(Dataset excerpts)

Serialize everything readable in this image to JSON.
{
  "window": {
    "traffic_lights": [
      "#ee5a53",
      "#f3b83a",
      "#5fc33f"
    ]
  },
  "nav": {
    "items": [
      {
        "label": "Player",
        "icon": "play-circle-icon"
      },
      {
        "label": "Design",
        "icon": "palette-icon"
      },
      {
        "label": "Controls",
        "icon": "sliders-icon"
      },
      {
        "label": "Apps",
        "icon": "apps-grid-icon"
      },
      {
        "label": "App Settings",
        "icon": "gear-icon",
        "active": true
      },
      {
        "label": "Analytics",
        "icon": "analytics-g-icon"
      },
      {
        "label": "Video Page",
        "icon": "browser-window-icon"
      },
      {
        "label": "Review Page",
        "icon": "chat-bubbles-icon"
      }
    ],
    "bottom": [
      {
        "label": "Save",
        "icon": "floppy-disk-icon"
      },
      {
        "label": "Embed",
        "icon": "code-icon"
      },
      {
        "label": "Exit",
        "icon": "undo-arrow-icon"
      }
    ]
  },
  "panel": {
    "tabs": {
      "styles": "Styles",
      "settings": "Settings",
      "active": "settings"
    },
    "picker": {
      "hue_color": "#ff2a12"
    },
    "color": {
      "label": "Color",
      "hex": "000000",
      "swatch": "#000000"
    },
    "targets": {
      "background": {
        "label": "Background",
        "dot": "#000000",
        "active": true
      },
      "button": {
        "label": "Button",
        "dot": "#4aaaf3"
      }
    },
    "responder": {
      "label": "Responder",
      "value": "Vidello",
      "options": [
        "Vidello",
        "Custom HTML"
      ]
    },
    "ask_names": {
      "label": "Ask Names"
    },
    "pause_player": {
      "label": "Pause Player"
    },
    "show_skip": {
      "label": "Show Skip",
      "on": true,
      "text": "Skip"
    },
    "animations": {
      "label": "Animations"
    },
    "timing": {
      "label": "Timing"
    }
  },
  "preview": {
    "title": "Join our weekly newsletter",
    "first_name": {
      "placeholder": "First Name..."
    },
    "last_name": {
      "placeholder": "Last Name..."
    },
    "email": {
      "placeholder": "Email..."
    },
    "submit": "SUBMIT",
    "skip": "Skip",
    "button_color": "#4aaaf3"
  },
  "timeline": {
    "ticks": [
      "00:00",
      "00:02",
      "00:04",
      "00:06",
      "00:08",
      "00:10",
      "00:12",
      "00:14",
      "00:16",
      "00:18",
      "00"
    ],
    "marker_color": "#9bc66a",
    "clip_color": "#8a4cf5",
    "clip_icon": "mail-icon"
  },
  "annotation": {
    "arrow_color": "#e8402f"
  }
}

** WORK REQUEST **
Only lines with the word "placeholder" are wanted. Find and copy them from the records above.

** RESPONSE TO THE EXERCISE **
      "placeholder": "First Name..."
      "placeholder": "Last Name..."
      "placeholder": "Email..."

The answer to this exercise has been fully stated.